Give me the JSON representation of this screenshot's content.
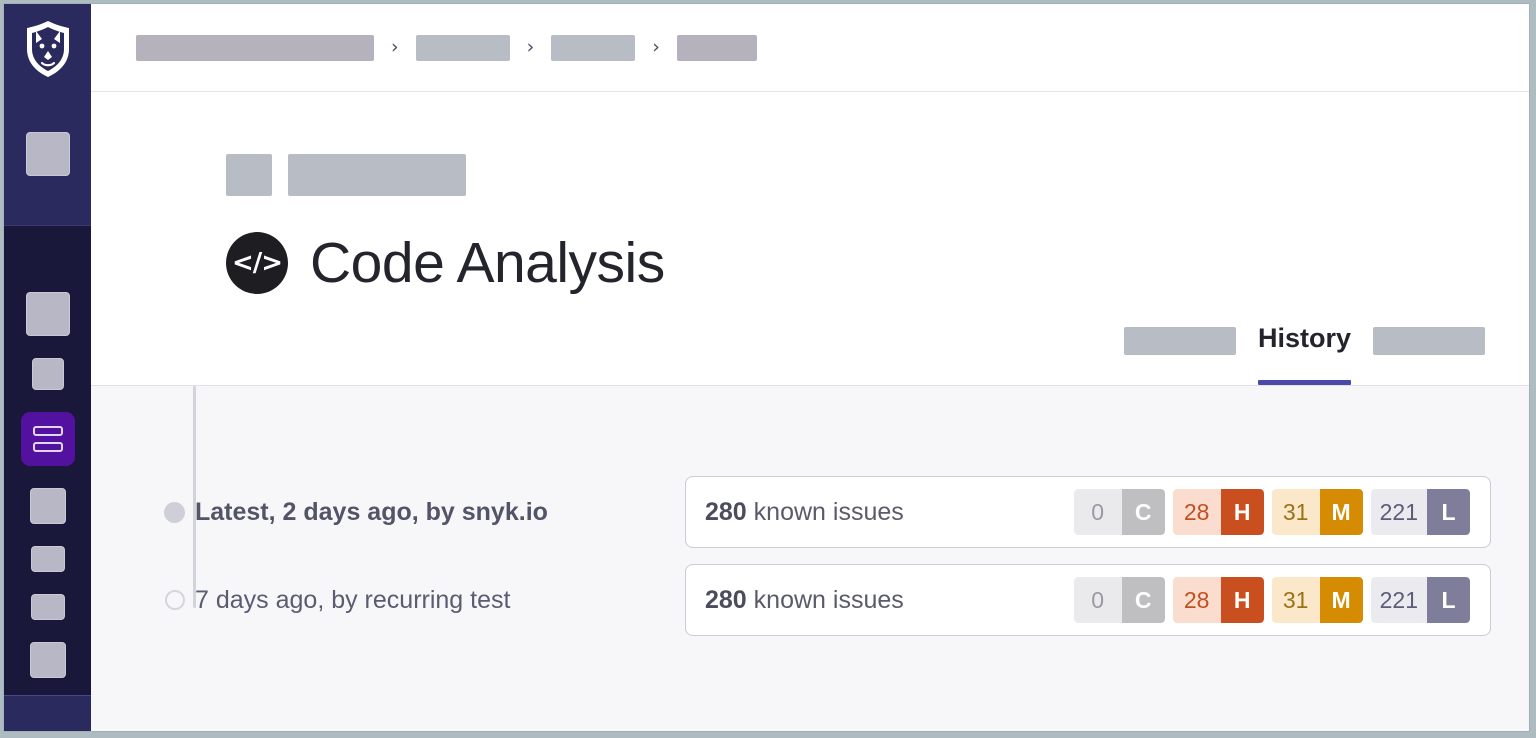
{
  "app": {
    "brand_icon": "snyk-dog-logo",
    "accent_purple": "#52119e",
    "tab_underline_color": "#4c4aa8"
  },
  "breadcrumb": {
    "separator": "›",
    "items": [
      {
        "label": "",
        "redacted": true
      },
      {
        "label": "",
        "redacted": true
      },
      {
        "label": "",
        "redacted": true
      },
      {
        "label": "",
        "redacted": true
      }
    ]
  },
  "header": {
    "tags": [
      {
        "label": "",
        "redacted": true
      },
      {
        "label": "",
        "redacted": true
      }
    ],
    "icon": "code-brackets-icon",
    "icon_glyph": "</>",
    "title": "Code Analysis"
  },
  "tabs": {
    "items": [
      {
        "label": "",
        "redacted": true,
        "active": false
      },
      {
        "label": "History",
        "redacted": false,
        "active": true
      },
      {
        "label": "",
        "redacted": true,
        "active": false
      }
    ]
  },
  "history": {
    "rows": [
      {
        "label": "Latest, 2 days ago, by snyk.io",
        "latest": true,
        "dot": "filled-dot-icon",
        "count": "280",
        "count_suffix": "known issues",
        "severities": [
          {
            "name": "critical",
            "count": "0",
            "letter": "C"
          },
          {
            "name": "high",
            "count": "28",
            "letter": "H"
          },
          {
            "name": "medium",
            "count": "31",
            "letter": "M"
          },
          {
            "name": "low",
            "count": "221",
            "letter": "L"
          }
        ]
      },
      {
        "label": "7 days ago, by recurring test",
        "latest": false,
        "dot": "hollow-dot-icon",
        "count": "280",
        "count_suffix": "known issues",
        "severities": [
          {
            "name": "critical",
            "count": "0",
            "letter": "C"
          },
          {
            "name": "high",
            "count": "28",
            "letter": "H"
          },
          {
            "name": "medium",
            "count": "31",
            "letter": "M"
          },
          {
            "name": "low",
            "count": "221",
            "letter": "L"
          }
        ]
      }
    ]
  }
}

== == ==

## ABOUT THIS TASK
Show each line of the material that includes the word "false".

## RESULT OF THE TASK
        "active": false
        "redacted": false,
        "active": false
        "latest": false,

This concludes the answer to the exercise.